"For the New Century: Japanese Treasures from the Asian Art Museum of San Francisco", Japan Society, New York, 3/22/2000 - 7/9/2000
Label:

円山応挙筆 松竹梅図屏風 六曲一双 紙本墨画 江戸時代

KYOTO painters

Trained in the brush techniques of Kano school painting, Maruyama Okyo established an innovative style as founder of the Kyoto-based Maruyama-Shijo school. Strong ink brushwork and dramatic compositions are combined in his work with naturalistic effects, evident here in the shading and depth of the sharply angled branches and winding screen.

Pine, bamboo, and plum trees are considered the "Three Friends of Winter" in Japan. As plants that endure winter and revive at the beginning of spring, they are considered auspicious motifs and often combined in Japanese paintings. Here the pine and bamboo are pushed to the right and left corners, as if to assert the supremacy of the plum tree, which sends out its first showy blossoms while the snow is still on the ground. Twisting tree branches project over a stream, meeting at the center.
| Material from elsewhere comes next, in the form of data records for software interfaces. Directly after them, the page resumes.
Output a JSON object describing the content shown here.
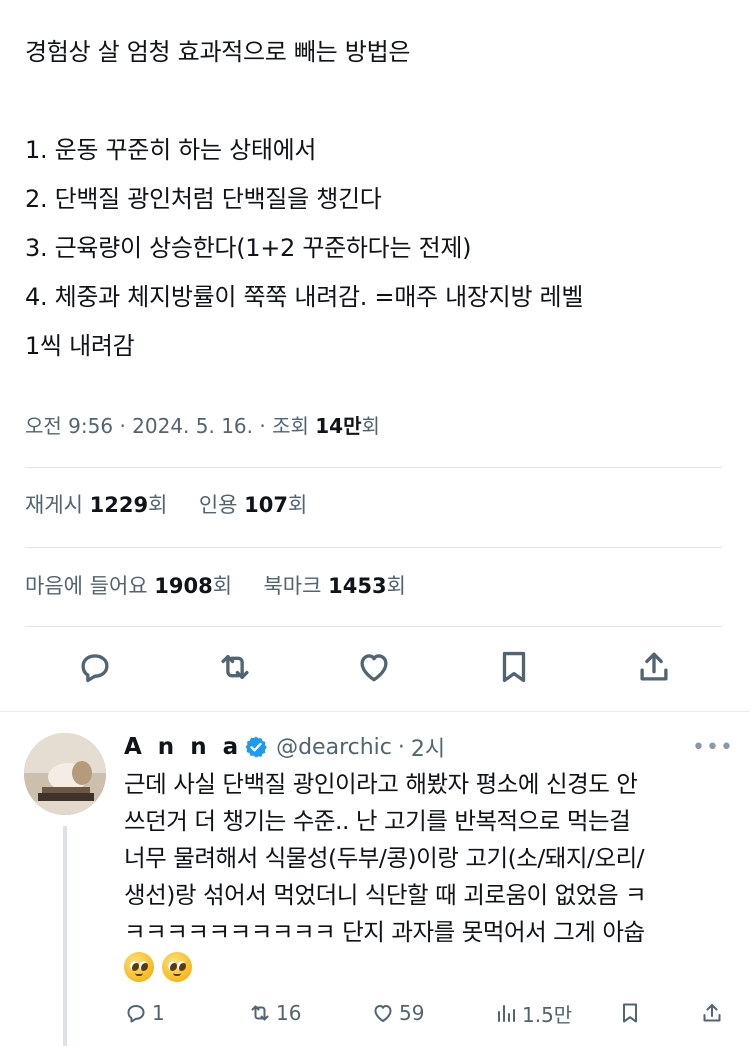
{
  "post": {
    "lines": [
      "경험상 살 엄청 효과적으로 빼는 방법은",
      "",
      "1. 운동 꾸준히 하는 상태에서",
      "2. 단백질 광인처럼 단백질을 챙긴다",
      "3. 근육량이 상승한다(1+2 꾸준하다는 전제)",
      "4. 체중과 체지방률이 쭉쭉 내려감. =매주 내장지방 레벨",
      "1씩 내려감"
    ],
    "meta": {
      "time": "오전 9:56",
      "date": "2024. 5. 16.",
      "views_label": "조회",
      "views_value": "14만",
      "views_unit": "회"
    },
    "stats": {
      "reposts_label": "재게시",
      "reposts_value": "1229",
      "reposts_unit": "회",
      "quotes_label": "인용",
      "quotes_value": "107",
      "quotes_unit": "회",
      "likes_label": "마음에 들어요",
      "likes_value": "1908",
      "likes_unit": "회",
      "bookmarks_label": "북마크",
      "bookmarks_value": "1453",
      "bookmarks_unit": "회"
    }
  },
  "reply": {
    "name": "A n n a",
    "handle": "@dearchic",
    "dot": "·",
    "time": "2시",
    "more": "•••",
    "lines": [
      "근데 사실 단백질 광인이라고 해봤자 평소에 신경도 안",
      "쓰던거 더 챙기는 수준.. 난 고기를 반복적으로 먹는걸",
      "너무 물려해서 식물성(두부/콩)이랑 고기(소/돼지/오리/",
      "생선)랑 섞어서 먹었더니 식단할 때 괴로움이 없었음 ㅋ",
      "ㅋㅋㅋㅋㅋㅋㅋㅋㅋㅋ 단지 과자를 못먹어서 그게 아숩"
    ],
    "emoji_name": "pleading-face",
    "actions": {
      "replies": "1",
      "reposts": "16",
      "likes": "59",
      "views": "1.5만"
    }
  },
  "colors": {
    "text": "#0f1419",
    "secondary": "#536471",
    "verified": "#1d9bf0",
    "divider": "#e1e6ea"
  }
}
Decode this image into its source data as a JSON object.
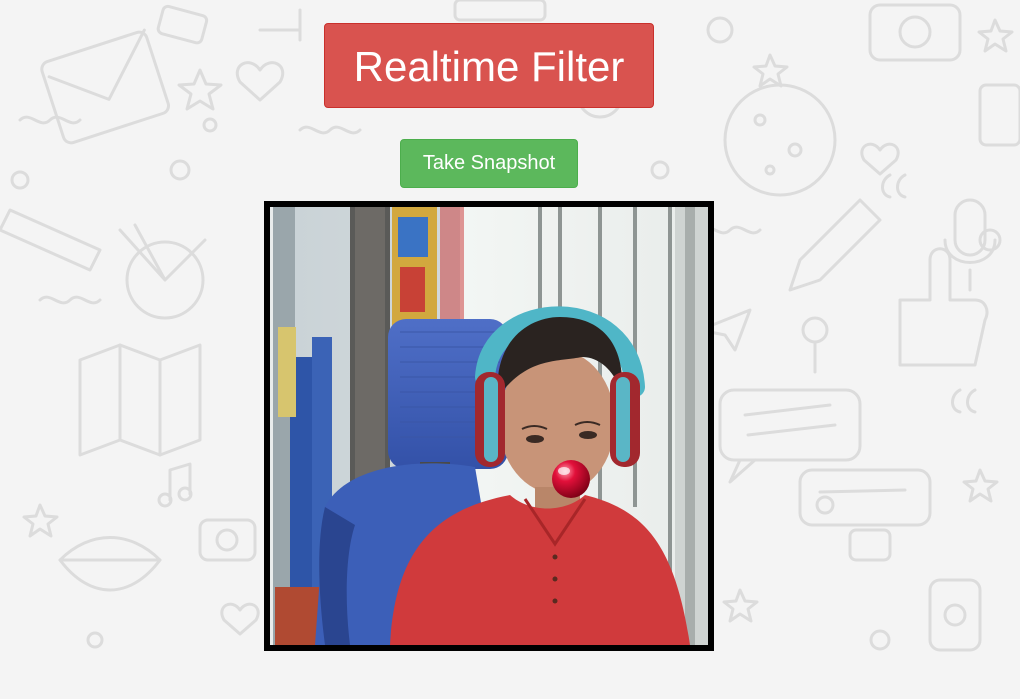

Exhibition History: "Japanese Paintings from the Collection of the Asian Art Museum of San Francisco", organized by Nihon Keizai Shimbun, Inc. (Nikkei), Matsuzakaya Art Museum, Nagoya (3/2/1995-4/9/1995), Takashimaya Art Gallery, Tokyo (4/20/1995-5/9/1995), Takashimaya Grand Hall, Kyoto (6/30/1995-7/11/1995), Sogo Museum of Art, Yokohama (8/2/1995-9/17/1995)
"For the New Century: Japanese Treasures from the Asian Art Museum of San Francisco", Japan Society, New York, 3/22/2000 - 7/9/2000